Among the succulents are cactuses, which he incorporates into dinosaur and bear figurines, and even uses for the ears of a tiger.
“Taking the cactuses to market can be tricky, especially because people want to handle the plants,” he said. “So I take a pair of tweezers with me.”
He added, “I got into the cactuses a couple of years ago when I had this idea of using them for eyeballs. Then I realized that I could use them in lots of different ways, especially for the reptiles. Because they’re spiky, they’re perfect for things like dinosaurs.”
In addition to selling his Succulent Zoo creations, which start at about $15, at the Maker’s Market and Plum Goods, Mr. Rockwell posts photographs of them on Instagram (@succulent_zoo). While the next step is to produce a book of his work, Mr. Rockwell’s ultimate goal is to create his own whimsical public garden.
“I want to create my own Lotusland,” he said. “It’s a wild and fantastic dream, but that’s what I ultimately want to do.
“I want to create a botanic garden that’s different and artsy and that hasn’t been done before.

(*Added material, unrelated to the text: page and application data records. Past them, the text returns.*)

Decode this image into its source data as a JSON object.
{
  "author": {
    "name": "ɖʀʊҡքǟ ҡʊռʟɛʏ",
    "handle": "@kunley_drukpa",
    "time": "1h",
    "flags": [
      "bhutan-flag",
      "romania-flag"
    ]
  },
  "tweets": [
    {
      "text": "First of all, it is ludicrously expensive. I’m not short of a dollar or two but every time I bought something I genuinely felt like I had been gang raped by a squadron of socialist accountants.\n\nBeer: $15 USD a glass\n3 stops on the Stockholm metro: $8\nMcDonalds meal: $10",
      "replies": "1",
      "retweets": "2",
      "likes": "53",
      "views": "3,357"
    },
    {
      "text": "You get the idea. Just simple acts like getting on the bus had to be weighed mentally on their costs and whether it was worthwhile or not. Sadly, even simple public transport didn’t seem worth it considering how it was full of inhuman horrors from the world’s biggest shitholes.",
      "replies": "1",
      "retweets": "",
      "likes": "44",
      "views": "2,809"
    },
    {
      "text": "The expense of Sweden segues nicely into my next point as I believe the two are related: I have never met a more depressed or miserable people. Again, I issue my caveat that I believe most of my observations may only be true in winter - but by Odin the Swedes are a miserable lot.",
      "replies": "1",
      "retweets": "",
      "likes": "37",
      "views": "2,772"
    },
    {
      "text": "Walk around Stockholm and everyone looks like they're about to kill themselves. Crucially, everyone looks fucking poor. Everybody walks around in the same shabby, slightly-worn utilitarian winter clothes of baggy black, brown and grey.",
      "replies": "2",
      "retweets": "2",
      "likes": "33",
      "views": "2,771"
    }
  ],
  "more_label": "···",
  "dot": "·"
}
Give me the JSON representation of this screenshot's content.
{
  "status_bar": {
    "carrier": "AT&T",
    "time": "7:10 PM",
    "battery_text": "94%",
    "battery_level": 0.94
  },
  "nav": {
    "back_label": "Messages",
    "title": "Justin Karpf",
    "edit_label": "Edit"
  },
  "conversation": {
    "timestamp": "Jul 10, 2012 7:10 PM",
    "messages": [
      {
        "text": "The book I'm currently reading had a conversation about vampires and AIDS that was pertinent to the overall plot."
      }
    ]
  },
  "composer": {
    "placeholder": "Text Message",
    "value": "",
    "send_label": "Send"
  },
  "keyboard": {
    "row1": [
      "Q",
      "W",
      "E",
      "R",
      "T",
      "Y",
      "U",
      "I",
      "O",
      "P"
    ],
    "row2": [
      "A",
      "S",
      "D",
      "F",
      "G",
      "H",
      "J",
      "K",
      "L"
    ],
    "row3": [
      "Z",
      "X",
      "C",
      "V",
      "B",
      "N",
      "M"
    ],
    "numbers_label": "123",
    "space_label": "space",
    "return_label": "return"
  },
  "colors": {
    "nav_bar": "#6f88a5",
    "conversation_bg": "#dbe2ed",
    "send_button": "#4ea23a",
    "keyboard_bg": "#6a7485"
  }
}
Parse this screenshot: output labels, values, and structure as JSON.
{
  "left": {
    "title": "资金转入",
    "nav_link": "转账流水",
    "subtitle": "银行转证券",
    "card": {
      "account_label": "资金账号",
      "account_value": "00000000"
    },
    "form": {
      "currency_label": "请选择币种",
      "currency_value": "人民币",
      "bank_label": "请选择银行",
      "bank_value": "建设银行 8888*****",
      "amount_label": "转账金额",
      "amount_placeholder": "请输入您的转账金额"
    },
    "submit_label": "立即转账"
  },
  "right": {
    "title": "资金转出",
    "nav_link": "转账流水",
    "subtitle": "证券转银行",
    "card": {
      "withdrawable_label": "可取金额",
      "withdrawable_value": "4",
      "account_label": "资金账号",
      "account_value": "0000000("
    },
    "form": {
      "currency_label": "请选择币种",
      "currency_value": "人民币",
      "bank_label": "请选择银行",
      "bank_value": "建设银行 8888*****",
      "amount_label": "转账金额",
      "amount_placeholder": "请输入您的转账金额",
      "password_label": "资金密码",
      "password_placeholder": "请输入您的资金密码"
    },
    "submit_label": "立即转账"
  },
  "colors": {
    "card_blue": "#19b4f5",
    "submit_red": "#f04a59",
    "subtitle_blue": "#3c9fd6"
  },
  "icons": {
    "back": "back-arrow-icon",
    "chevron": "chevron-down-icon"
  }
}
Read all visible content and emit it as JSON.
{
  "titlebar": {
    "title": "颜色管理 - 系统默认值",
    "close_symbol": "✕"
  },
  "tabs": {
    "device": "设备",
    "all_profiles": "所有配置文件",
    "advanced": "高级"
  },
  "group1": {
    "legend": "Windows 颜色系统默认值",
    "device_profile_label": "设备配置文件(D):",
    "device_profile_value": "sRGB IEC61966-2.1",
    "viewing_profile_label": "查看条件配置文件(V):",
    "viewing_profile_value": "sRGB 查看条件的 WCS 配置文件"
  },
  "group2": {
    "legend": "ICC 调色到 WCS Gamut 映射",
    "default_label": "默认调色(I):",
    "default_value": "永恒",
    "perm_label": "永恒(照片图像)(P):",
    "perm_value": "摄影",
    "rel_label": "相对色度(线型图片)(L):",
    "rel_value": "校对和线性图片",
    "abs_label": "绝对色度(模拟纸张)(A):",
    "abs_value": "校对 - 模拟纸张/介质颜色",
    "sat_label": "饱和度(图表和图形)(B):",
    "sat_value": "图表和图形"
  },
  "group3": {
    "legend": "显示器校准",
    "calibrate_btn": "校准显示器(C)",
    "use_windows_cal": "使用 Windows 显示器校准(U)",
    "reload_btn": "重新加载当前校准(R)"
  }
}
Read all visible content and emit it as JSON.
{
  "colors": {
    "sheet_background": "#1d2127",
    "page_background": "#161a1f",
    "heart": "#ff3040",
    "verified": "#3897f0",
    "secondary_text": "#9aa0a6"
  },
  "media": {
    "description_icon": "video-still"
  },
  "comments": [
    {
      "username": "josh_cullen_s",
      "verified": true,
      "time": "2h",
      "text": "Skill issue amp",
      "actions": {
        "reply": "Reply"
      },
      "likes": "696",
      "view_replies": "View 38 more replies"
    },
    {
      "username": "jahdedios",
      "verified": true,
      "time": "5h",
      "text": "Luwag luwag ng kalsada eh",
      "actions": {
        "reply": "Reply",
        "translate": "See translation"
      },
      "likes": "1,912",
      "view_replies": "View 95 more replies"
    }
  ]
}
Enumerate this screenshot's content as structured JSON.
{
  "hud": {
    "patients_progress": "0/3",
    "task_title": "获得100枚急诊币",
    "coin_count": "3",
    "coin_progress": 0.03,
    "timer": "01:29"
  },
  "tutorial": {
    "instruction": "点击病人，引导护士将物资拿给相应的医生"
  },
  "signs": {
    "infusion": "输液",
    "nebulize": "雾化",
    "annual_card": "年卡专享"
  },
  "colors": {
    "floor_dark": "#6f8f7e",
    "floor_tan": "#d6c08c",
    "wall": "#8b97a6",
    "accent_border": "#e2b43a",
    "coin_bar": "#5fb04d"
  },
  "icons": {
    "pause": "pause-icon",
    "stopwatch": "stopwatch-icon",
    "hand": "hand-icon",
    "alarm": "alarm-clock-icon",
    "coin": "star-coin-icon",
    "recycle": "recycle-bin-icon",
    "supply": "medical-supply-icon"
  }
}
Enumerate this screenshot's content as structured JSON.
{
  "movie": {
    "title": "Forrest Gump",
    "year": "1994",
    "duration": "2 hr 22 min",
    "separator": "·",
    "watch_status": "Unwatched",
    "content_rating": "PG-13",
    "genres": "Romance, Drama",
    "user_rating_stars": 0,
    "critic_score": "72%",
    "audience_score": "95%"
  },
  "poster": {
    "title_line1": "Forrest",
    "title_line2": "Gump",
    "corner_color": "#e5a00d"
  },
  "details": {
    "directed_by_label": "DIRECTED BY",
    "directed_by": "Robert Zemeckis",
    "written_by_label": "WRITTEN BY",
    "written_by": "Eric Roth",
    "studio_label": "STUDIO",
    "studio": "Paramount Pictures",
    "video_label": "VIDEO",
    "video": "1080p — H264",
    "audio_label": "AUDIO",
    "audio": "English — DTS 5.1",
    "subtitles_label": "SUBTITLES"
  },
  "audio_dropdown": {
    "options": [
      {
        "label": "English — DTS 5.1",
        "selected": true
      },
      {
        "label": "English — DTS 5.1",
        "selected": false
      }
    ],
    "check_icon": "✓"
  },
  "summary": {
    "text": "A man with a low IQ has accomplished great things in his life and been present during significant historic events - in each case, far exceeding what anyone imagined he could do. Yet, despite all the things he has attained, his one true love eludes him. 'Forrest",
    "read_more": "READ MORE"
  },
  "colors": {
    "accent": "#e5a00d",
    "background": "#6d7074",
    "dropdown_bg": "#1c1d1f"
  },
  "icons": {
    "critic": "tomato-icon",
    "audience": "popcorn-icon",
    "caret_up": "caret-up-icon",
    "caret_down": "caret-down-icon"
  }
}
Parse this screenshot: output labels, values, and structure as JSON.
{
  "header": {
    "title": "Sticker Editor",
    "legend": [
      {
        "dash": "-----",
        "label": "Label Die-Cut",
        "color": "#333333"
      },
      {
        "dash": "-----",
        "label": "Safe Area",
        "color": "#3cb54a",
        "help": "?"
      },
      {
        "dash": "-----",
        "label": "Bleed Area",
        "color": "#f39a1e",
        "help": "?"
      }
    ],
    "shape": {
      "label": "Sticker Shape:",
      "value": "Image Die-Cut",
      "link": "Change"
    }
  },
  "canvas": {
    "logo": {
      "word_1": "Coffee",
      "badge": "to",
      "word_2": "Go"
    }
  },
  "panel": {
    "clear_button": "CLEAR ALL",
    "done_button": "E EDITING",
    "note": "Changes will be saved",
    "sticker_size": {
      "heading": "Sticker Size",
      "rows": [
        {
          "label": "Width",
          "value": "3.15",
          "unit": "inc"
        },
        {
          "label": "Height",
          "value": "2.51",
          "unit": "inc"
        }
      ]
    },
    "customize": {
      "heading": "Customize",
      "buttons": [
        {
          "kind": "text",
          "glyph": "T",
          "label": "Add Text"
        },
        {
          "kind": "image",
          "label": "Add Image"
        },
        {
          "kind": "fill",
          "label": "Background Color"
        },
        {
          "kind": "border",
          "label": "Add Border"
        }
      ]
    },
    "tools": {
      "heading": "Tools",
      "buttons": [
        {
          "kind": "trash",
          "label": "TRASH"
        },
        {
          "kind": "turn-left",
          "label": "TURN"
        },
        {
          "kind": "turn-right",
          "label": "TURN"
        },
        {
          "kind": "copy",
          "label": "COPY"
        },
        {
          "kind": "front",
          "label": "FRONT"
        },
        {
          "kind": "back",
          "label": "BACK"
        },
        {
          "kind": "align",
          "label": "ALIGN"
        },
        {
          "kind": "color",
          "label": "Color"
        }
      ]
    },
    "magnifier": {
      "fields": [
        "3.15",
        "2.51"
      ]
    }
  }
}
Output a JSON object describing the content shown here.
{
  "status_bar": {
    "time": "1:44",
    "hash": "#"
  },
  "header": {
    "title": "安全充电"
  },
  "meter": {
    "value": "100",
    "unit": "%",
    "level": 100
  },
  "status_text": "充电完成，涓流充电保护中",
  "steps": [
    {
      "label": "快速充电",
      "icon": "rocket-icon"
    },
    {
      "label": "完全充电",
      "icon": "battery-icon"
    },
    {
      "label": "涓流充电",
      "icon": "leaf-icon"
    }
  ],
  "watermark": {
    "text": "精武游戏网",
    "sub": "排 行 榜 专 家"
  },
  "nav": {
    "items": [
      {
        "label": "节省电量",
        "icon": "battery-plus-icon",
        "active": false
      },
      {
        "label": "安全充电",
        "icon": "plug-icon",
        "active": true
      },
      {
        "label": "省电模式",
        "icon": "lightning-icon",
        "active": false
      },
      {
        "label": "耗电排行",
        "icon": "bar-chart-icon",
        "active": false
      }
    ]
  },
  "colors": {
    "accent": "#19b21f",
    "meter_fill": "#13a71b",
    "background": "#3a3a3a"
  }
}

There are so many projects I would like to do, but I’m having so much fun with these animals that I don’t think I will ever be done with them.”
Succulent Zoo will be at the Maker’s Market 10 a.m. to 6 p.m. the first Saturday of the month at Paseo Nuevo near the cinema. The next appearance there will be Feb. 2. Items are also available at Plum Goods, 909 State St.
For more information, check out www.instagram.com/succulent_zoo or @succulent_zoo on Instagram.